I was four years old when I knew I wanted to make and perform music for the rest of my life. My passion for the craft eventually led me to Columbia University to study ethnomusicology and film, but after a year, I knew I wanted to learn more about how to actually make music. With much deliberation, I decided to transfer to Berklee College of Music on a partial scholarship. There, I’d begin to discover my “sound” through my newfound love for blues and rock and roll.
Unlike many of my friends, I didn’t want to go straight to Los Angeles or New York after graduating. Instinct told me I had to go connect with my musical roots in the cultural hub that is New Orleans. My spirit knew that the authenticity I sought hid in those cracked city streets, where my African ancestors landed in this country by way of the Mississippi, and built American music as we know it from the blues up. Somewhere between singing for tips on Frenchman Street in those small, smoky night clubs and incessantly doing research, I learned the truth about the roots of rock and roll: that it was not only originated by Black people, but birthed by a Black woman. I’d always seen white faces associated with the stars and legends of rock on TV, the radio, and in record shops, so my life was forever changed in learning that a Black woman like me invented the music that moved my soul most.

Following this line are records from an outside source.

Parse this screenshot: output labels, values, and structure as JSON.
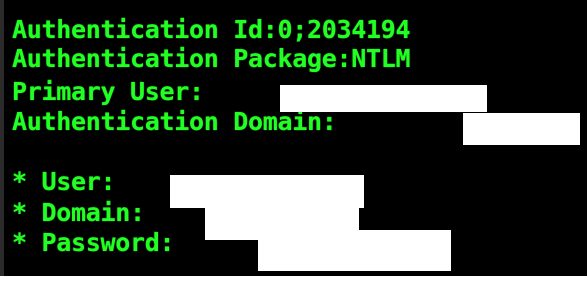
{
  "console": {
    "lines": [
      "Authentication Id:0;2034194",
      "Authentication Package:NTLM",
      "Primary User:",
      "Authentication Domain:",
      "* User:",
      "* Domain:",
      "* Password:"
    ]
  },
  "colors": {
    "background": "#000000",
    "text": "#22ff22",
    "redaction": "#ffffff"
  }
}
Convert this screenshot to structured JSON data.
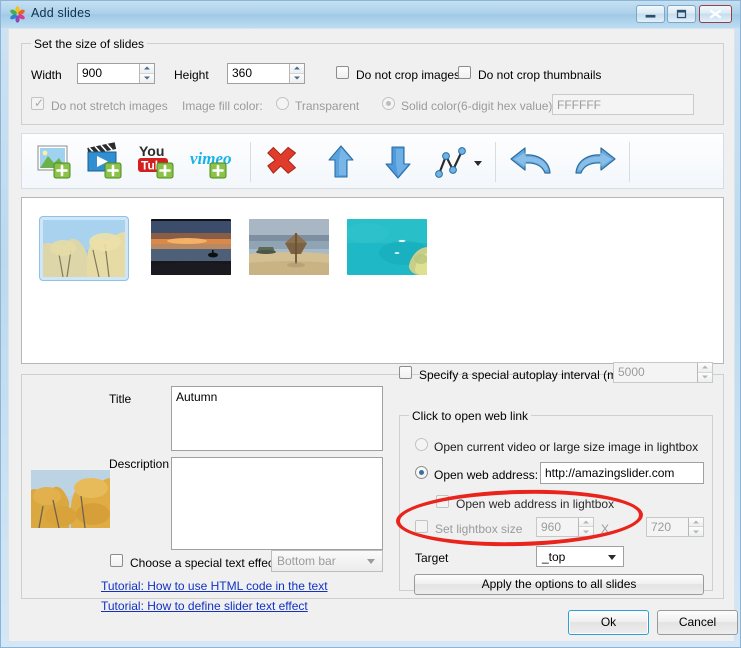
{
  "window": {
    "title": "Add slides",
    "icon": "app-logo-pinwheel-icon",
    "controls": {
      "minimize": "minimize-icon",
      "maximize": "maximize-icon",
      "close": "close-icon"
    }
  },
  "size_group": {
    "legend": "Set the size of slides",
    "width_label": "Width",
    "width_value": "900",
    "height_label": "Height",
    "height_value": "360",
    "do_not_crop_images": "Do not crop images",
    "do_not_crop_thumbnails": "Do not crop thumbnails",
    "do_not_stretch_images": "Do not stretch images",
    "image_fill_color_label": "Image fill color:",
    "transparent": "Transparent",
    "solid_color": "Solid color(6-digit hex value):",
    "solid_color_value": "FFFFFF"
  },
  "toolbar": {
    "items": [
      {
        "name": "add-image-button",
        "icon": "add-image-icon"
      },
      {
        "name": "add-video-button",
        "icon": "add-video-icon"
      },
      {
        "name": "add-youtube-button",
        "icon": "add-youtube-icon"
      },
      {
        "name": "add-vimeo-button",
        "icon": "add-vimeo-icon"
      },
      {
        "name": "delete-slide-button",
        "icon": "red-x-delete-icon"
      },
      {
        "name": "move-up-button",
        "icon": "arrow-up-icon"
      },
      {
        "name": "move-down-button",
        "icon": "arrow-down-icon"
      },
      {
        "name": "effects-button",
        "icon": "line-chart-icon"
      },
      {
        "name": "effects-dropdown-button",
        "icon": "chevron-down-icon"
      },
      {
        "name": "undo-button",
        "icon": "undo-arrow-icon"
      },
      {
        "name": "redo-button",
        "icon": "redo-arrow-icon"
      }
    ]
  },
  "slides": [
    {
      "name": "slide-thumbnail-autumn",
      "alt": "Autumn trees against blue sky",
      "selected": true
    },
    {
      "name": "slide-thumbnail-sunset",
      "alt": "Sunset over the sea",
      "selected": false
    },
    {
      "name": "slide-thumbnail-beach-umbrella",
      "alt": "Beach with straw umbrella",
      "selected": false
    },
    {
      "name": "slide-thumbnail-turquoise-sea",
      "alt": "Turquoise sea from above",
      "selected": false
    }
  ],
  "slide_editor": {
    "title_label": "Title",
    "title_value": "Autumn",
    "description_label": "Description",
    "description_value": "",
    "preview_alt": "Autumn trees thumbnail preview",
    "special_text_effect": "Choose a special text effect",
    "text_effect_selected": "Bottom bar",
    "tutorial_html": "Tutorial: How to use HTML code in the text",
    "tutorial_effect": "Tutorial: How to define slider text effect"
  },
  "options": {
    "autoplay_label": "Specify a special autoplay interval (ms):",
    "autoplay_value": "5000",
    "weblink_legend": "Click to open web link",
    "open_lightbox": "Open current video or large size image in lightbox",
    "open_web_address": "Open web address:",
    "web_address_value": "http://amazingslider.com",
    "open_in_lightbox": "Open web address in lightbox",
    "set_lightbox_size": "Set lightbox size",
    "lightbox_width": "960",
    "lightbox_x": "X",
    "lightbox_height": "720",
    "target_label": "Target",
    "target_value": "_top",
    "apply_all": "Apply the options to all slides"
  },
  "footer": {
    "ok": "Ok",
    "cancel": "Cancel"
  },
  "annotation": {
    "name": "red-highlight-ellipse",
    "color": "#e8241c"
  }
}
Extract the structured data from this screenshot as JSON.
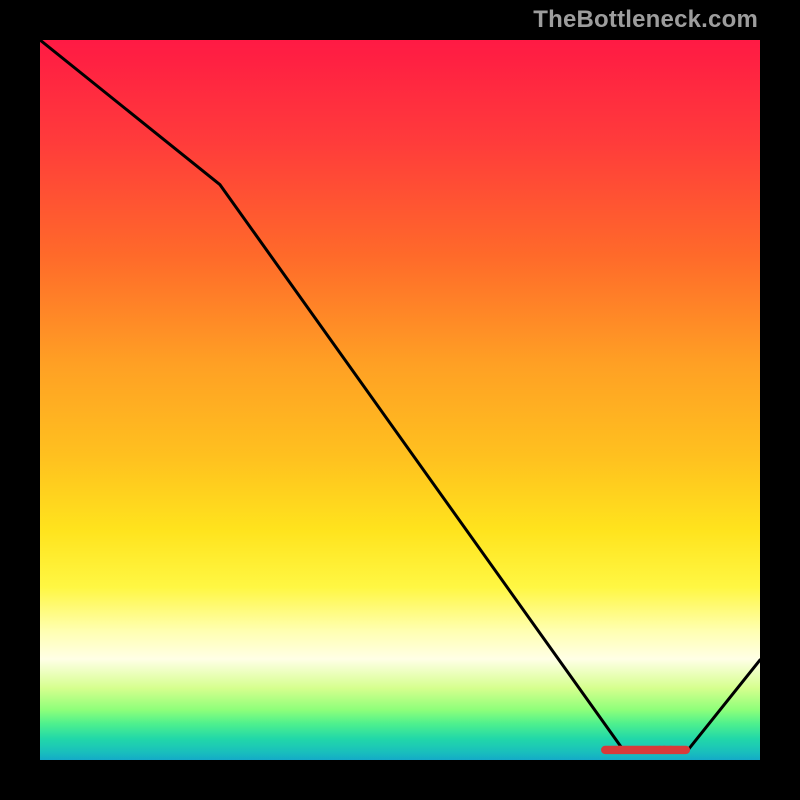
{
  "attribution": "TheBottleneck.com",
  "colors": {
    "frame": "#000000",
    "line": "#000000",
    "footer_marks": "#d83a3a",
    "attribution_text": "#9d9d9d"
  },
  "chart_data": {
    "type": "line",
    "title": "",
    "xlabel": "",
    "ylabel": "",
    "xlim": [
      0,
      100
    ],
    "ylim": [
      0,
      100
    ],
    "grid": false,
    "legend": false,
    "x": [
      0,
      25,
      81,
      90,
      100
    ],
    "values": [
      100,
      79.9,
      1.4,
      1.4,
      13.9
    ],
    "footer_segments_x": [
      [
        78.5,
        80.6
      ],
      [
        80.6,
        86.1
      ],
      [
        86.1,
        86.7
      ],
      [
        86.7,
        87.6
      ],
      [
        87.6,
        89.7
      ]
    ],
    "footer_y": 1.4
  }
}
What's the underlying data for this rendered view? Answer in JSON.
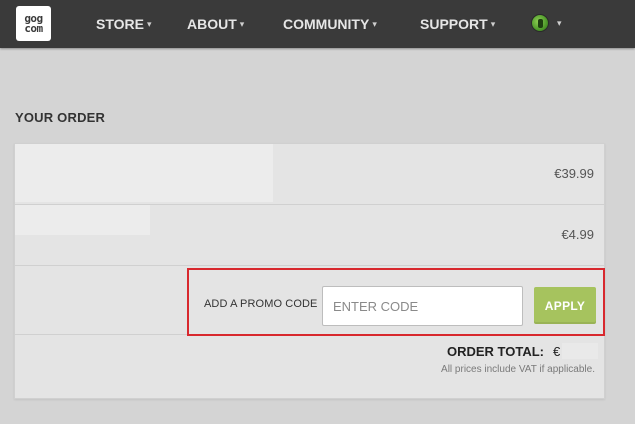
{
  "header": {
    "logo_line1": "gog",
    "logo_line2": "com",
    "nav": [
      {
        "label": "STORE"
      },
      {
        "label": "ABOUT"
      },
      {
        "label": "COMMUNITY"
      },
      {
        "label": "SUPPORT"
      }
    ],
    "chevron": "⌄",
    "avatar_icon": "user-avatar-icon"
  },
  "order": {
    "title": "YOUR ORDER",
    "items": [
      {
        "price": "€39.99"
      },
      {
        "price": "€4.99"
      }
    ],
    "promo": {
      "label": "ADD A PROMO CODE",
      "placeholder": "ENTER CODE",
      "value": "",
      "apply_label": "APPLY"
    },
    "total_label": "ORDER TOTAL:",
    "total_currency": "€",
    "vat_note": "All prices include VAT if applicable."
  },
  "colors": {
    "header_bg": "#3a3a3a",
    "page_bg": "#d4d4d4",
    "apply_button": "#a6c35e",
    "highlight_border": "#d8282e"
  }
}
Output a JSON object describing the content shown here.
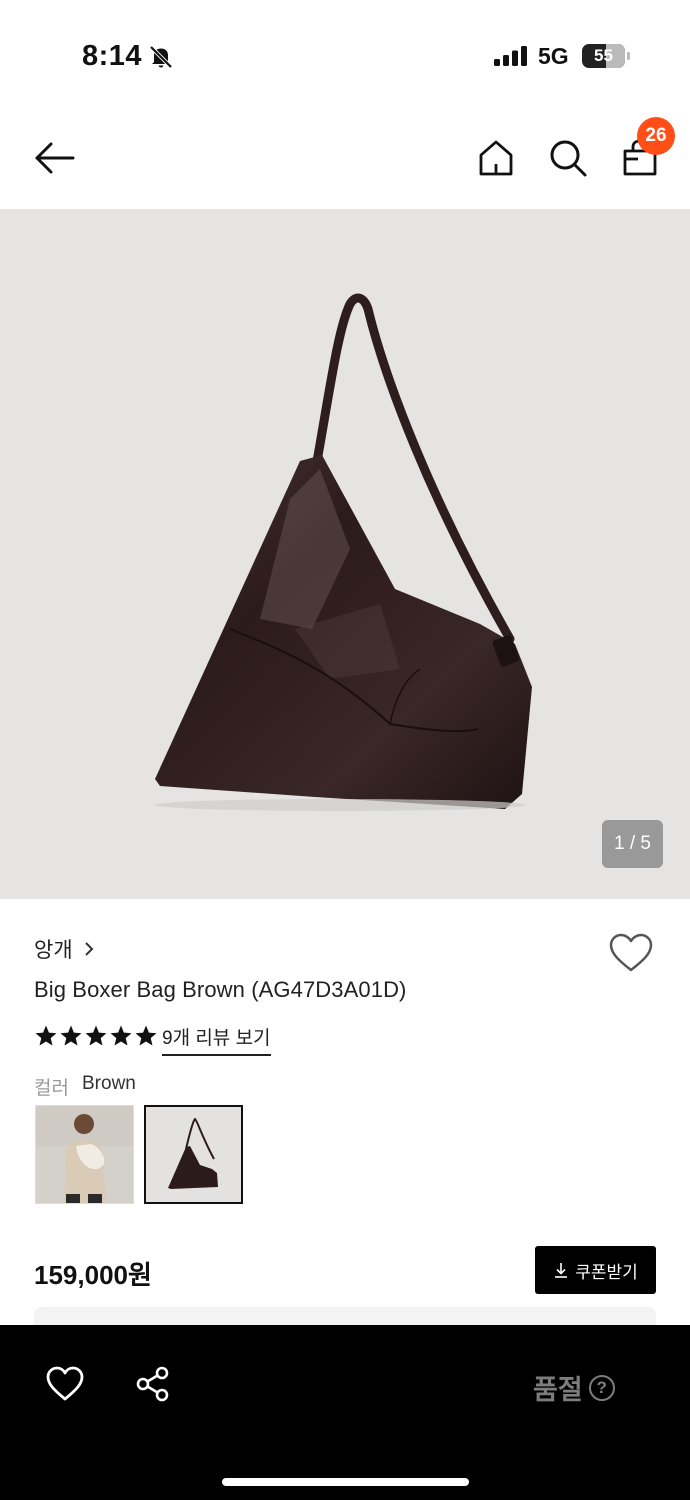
{
  "status_bar": {
    "time": "8:14",
    "network": "5G",
    "battery": "55"
  },
  "header": {
    "cart_count": "26",
    "icons": [
      "back-arrow-icon",
      "home-icon",
      "search-icon",
      "shopping-bag-icon"
    ]
  },
  "gallery": {
    "counter": "1 / 5"
  },
  "product": {
    "brand": "앙개",
    "title": "Big Boxer Bag Brown (AG47D3A01D)",
    "rating_stars": 5,
    "reviews_link": "9개 리뷰 보기",
    "color_label": "컬러",
    "color_value": "Brown",
    "price": "159,000원",
    "coupon_label": "쿠폰받기"
  },
  "bottom_bar": {
    "status": "품절",
    "help": "?"
  },
  "colors": {
    "badge": "#ff4f17",
    "hero_bg": "#e5e4e3",
    "bag": "#2a1a1a"
  }
}
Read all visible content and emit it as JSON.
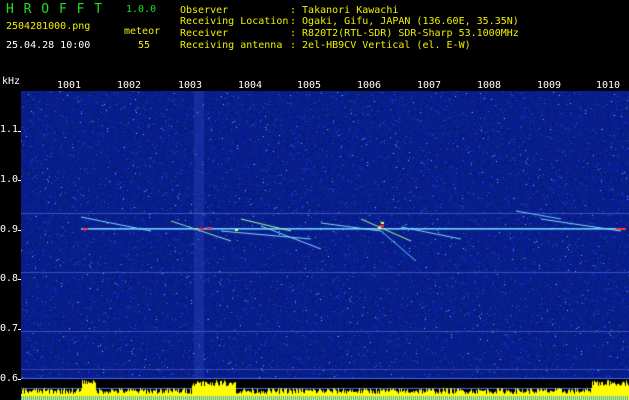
{
  "header": {
    "app_title": "H R O F F T",
    "version": "1.0.0",
    "filename": "2504281000.png",
    "datetime": "25.04.28 10:00",
    "meteor_label": "meteor",
    "meteor_count": "55",
    "info_labels": [
      "Observer",
      "Receiving Location",
      "Receiver",
      "Receiving antenna"
    ],
    "info_values": [
      ": Takanori Kawachi",
      ": Ogaki, Gifu, JAPAN (136.60E, 35.35N)",
      ": R820T2(RTL-SDR) SDR-Sharp 53.1000MHz",
      ": 2el-HB9CV Vertical (el. E-W)"
    ]
  },
  "axis": {
    "y_unit": "kHz",
    "y_ticks": [
      "1.1",
      "1.0",
      "0.9",
      "0.8",
      "0.7",
      "0.6"
    ],
    "x_ticks": [
      "1001",
      "1002",
      "1003",
      "1004",
      "1005",
      "1006",
      "1007",
      "1008",
      "1009",
      "1010"
    ]
  },
  "colors": {
    "background": "#000000",
    "spectrogram_base": "#0a1ea0",
    "signal_line": "#66ccff",
    "meteor_hot": "#ff3344",
    "histogram": "#ffff00",
    "label_green": "#22dd22",
    "label_yellow": "#f0f000"
  }
}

As a performer, I began to notice I was being boxed into genres that my white counterparts were not. I’d tell bookers to bill me as a rock act, yet every time I’d arrive to play a venue, the sign read “GRACE GIBSON R’n’B Singer” or “GRACE GIBSON soul songstress.” Meanwhile, I was an electric guitar-toting, leather jacket-wearing band leader scrawling covers of The Allman Brothers, The Meters, and Radiohead. But I was also Black, and I realized many people just couldn’t associate rock with Blackness — that’s why I’m committed to creating a community, genre, and movement that honor the Black roots of rock. For Black history month, I’ve compiled a list of performers and works I feel represent the musical odyssey that is the last 10 decades of Black rock.